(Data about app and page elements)
####################

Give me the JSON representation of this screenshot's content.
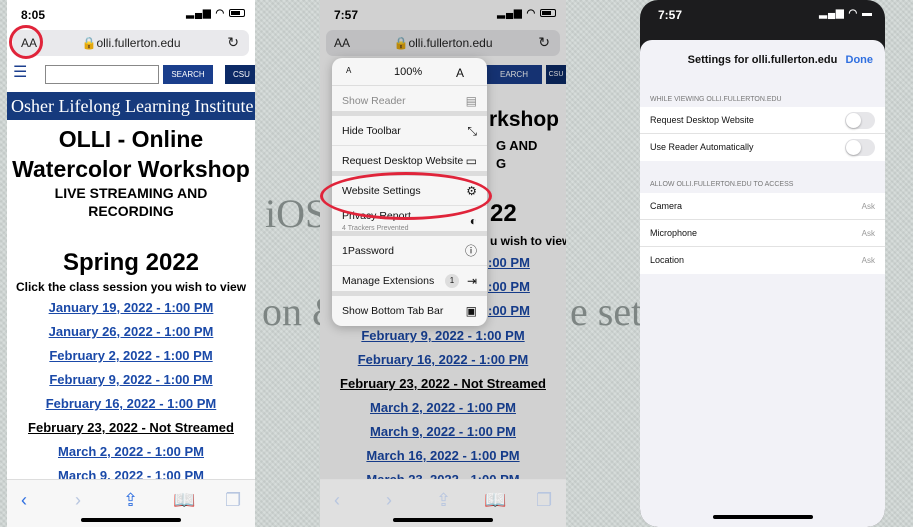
{
  "background": {
    "line1_fragment": "iOS",
    "line2_left": "on &",
    "line2_right": "e sett"
  },
  "screen1": {
    "status": {
      "time": "8:05"
    },
    "url": {
      "aa": "AA",
      "host": "olli.fullerton.edu"
    },
    "search_button": "SEARCH",
    "csu_label": "CSU",
    "banner": "Osher Lifelong Learning Institute",
    "title_line1": "OLLI - Online",
    "title_line2": "Watercolor Workshop",
    "subtitle_line1": "LIVE STREAMING AND",
    "subtitle_line2": "RECORDING",
    "term": "Spring 2022",
    "instructions": "Click the class session you wish to view",
    "sessions": [
      "January 19, 2022 - 1:00 PM",
      "January 26, 2022 - 1:00 PM",
      "February 2, 2022 - 1:00 PM",
      "February 9, 2022 - 1:00 PM",
      "February 16, 2022 - 1:00 PM",
      "February 23, 2022 - Not Streamed",
      "March 2, 2022 - 1:00 PM",
      "March 9, 2022 - 1:00 PM"
    ]
  },
  "screen2": {
    "status": {
      "time": "7:57"
    },
    "url": {
      "aa": "AA",
      "host": "olli.fullerton.edu"
    },
    "menu": {
      "zoom_small": "A",
      "zoom_level": "100%",
      "zoom_large": "A",
      "show_reader": "Show Reader",
      "hide_toolbar": "Hide Toolbar",
      "request_desktop": "Request Desktop Website",
      "website_settings": "Website Settings",
      "privacy_report": "Privacy Report",
      "privacy_sub": "4 Trackers Prevented",
      "onepassword": "1Password",
      "manage_extensions": "Manage Extensions",
      "extensions_count": "1",
      "show_bottom_tab_bar": "Show Bottom Tab Bar"
    },
    "visible_text": {
      "frag_rkshop": "rkshop",
      "frag_gand": "G AND",
      "frag_g": "G",
      "frag_22": "22",
      "frag_wish": "u wish to view",
      "frag_time1": ":00 PM",
      "frag_time2": ":00 PM",
      "frag_time3": ":00 PM",
      "frag_time4": ":00 PM",
      "frag_search": "EARCH",
      "frag_csu": "CSU"
    },
    "sessions": [
      "February 9, 2022 - 1:00 PM",
      "February 16, 2022 - 1:00 PM",
      "February 23, 2022 - Not Streamed",
      "March 2, 2022 - 1:00 PM",
      "March 9, 2022 - 1:00 PM",
      "March 16, 2022 - 1:00 PM",
      "March 23, 2022 - 1:00 PM"
    ]
  },
  "screen3": {
    "status": {
      "time": "7:57"
    },
    "title": "Settings for olli.fullerton.edu",
    "done": "Done",
    "section1_header": "WHILE VIEWING OLLI.FULLERTON.EDU",
    "request_desktop": "Request Desktop Website",
    "use_reader": "Use Reader Automatically",
    "section2_header": "ALLOW OLLI.FULLERTON.EDU TO ACCESS",
    "camera": "Camera",
    "microphone": "Microphone",
    "location": "Location",
    "ask": "Ask"
  },
  "icons": {
    "back": "chevron-left",
    "forward": "chevron-right",
    "share": "share",
    "bookmarks": "book",
    "tabs": "tabs"
  }
}
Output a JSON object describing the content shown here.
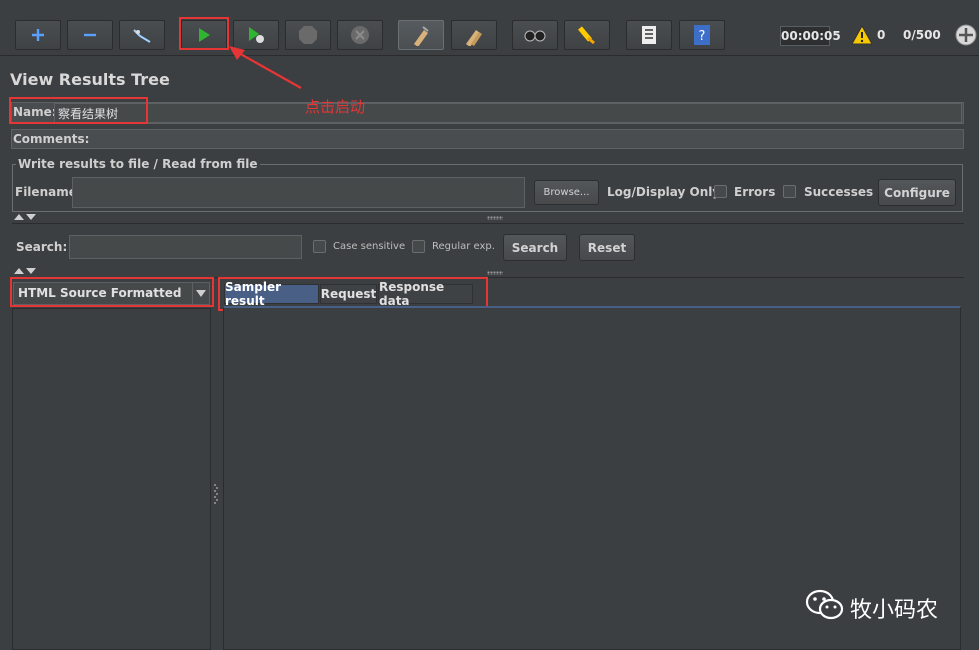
{
  "toolbar": {
    "timer": "00:00:05",
    "warning_count": "0",
    "threads": "0/500",
    "icons": [
      "add-icon",
      "remove-icon",
      "toggle-icon",
      "start-icon",
      "start-no-pause-icon",
      "stop-icon",
      "shutdown-icon",
      "clear-icon",
      "clear-all-icon",
      "search-icon",
      "reset-search-icon",
      "function-helper-icon",
      "help-icon",
      "warning-icon",
      "remote-start-all-icon"
    ]
  },
  "panel": {
    "title": "View Results Tree",
    "name_label": "Name:",
    "name_value": "察看结果树",
    "comments_label": "Comments:",
    "annotation": "点击启动"
  },
  "file_section": {
    "legend": "Write results to file / Read from file",
    "filename_label": "Filename",
    "browse_label": "Browse...",
    "log_display_label": "Log/Display Only:",
    "errors_label": "Errors",
    "successes_label": "Successes",
    "configure_label": "Configure"
  },
  "search": {
    "label": "Search:",
    "case_sensitive_label": "Case sensitive",
    "regex_label": "Regular exp.",
    "search_button": "Search",
    "reset_button": "Reset"
  },
  "renderer": {
    "selected": "HTML Source Formatted"
  },
  "tabs": [
    "Sampler result",
    "Request",
    "Response data"
  ],
  "watermark": "牧小码农",
  "colors": {
    "background": "#3c3f41",
    "highlight": "#e53535",
    "active_tab": "#4a5f86"
  }
}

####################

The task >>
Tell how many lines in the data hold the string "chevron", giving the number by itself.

Exercise solution >>
2